Christie's response differs markedly from other GOP hopefuls' responses to the Supreme Court ruling. Mike Huckabee, for instance, has specifically said that clerks should have conscience rights. Louisiana Gov. Bobby Jindal signed an executive order granting such rights and ordered clerks to wait until a pending court case was fully adjudicated before any clerk issues a marriage license to a homosexual couple.
Christie gave up a legal appeal after a superior court judge struck down his state's voter-approved constitutional marriage protection amendment. New Jersey is the only state where such a low court overturned the will of the voters.
The decision to ignore conscience rights adds to the growing number of Christie's positions that give conservatives pause.

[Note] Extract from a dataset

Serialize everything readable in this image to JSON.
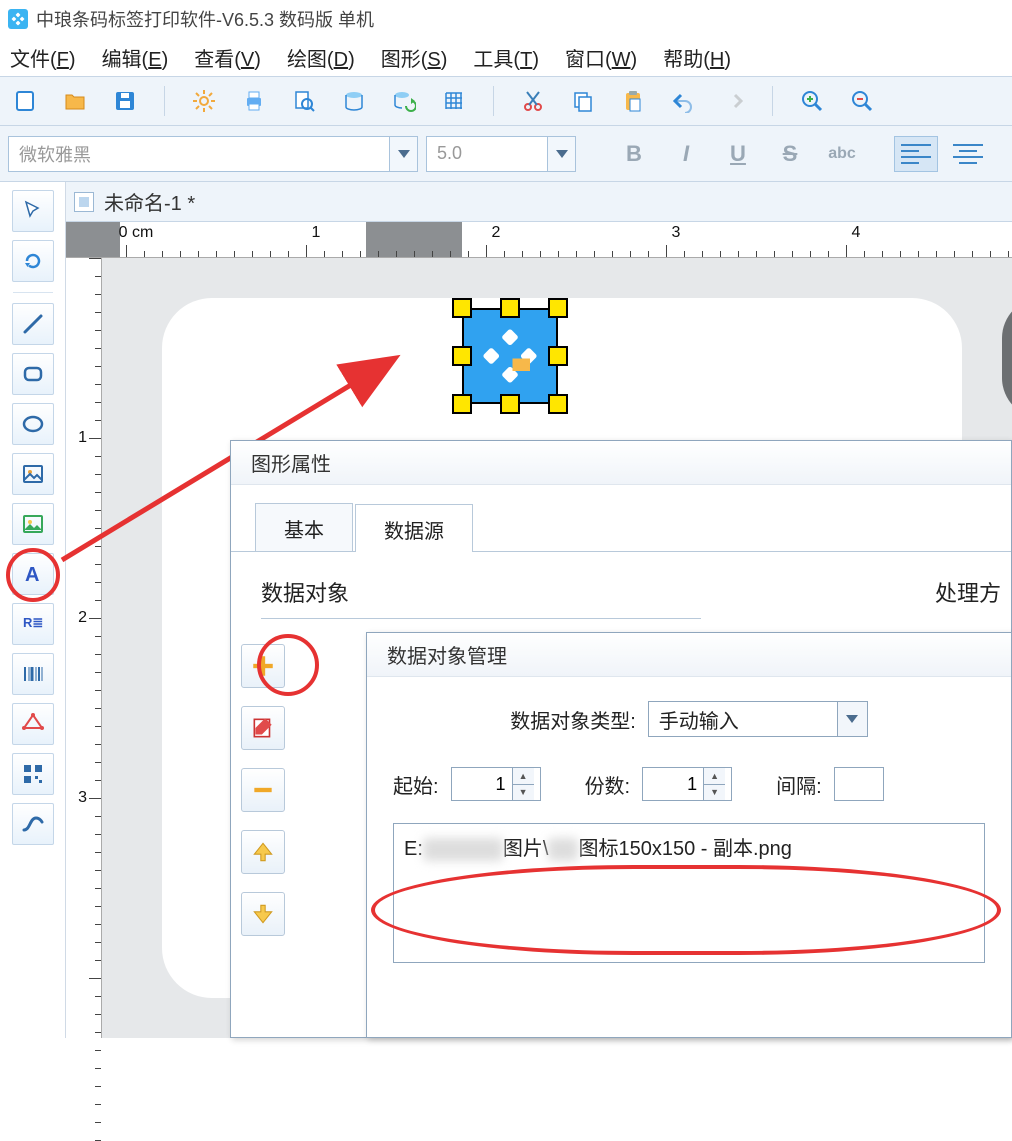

The natural locus of support for a Christie 2016 presidential run is the Republican's socially liberal donor class, for personal as well as political reasons. His wife works on Wall Street, and some of the GOP's high-dollar donors – including Paul Singer – have courted Christie for years.
However, this year Jeb Bush, Marco Rubio, and to a lesser degree Scott Walker have eclipsed Christie as the preferred candidates of the boardroom donors – who sometimes prefer Democrats to Republicans.
Christie also used language during a speech before the Republican Jewish Coalition last year, which concerned some major GOP donors.
Christie is reportedly spending this weekend with Mitt Romney and his family at Romney's New Hampshire home. Romney declined to enter the 2016 race himself and may be able to open his donor list to Christie's struggling campaign.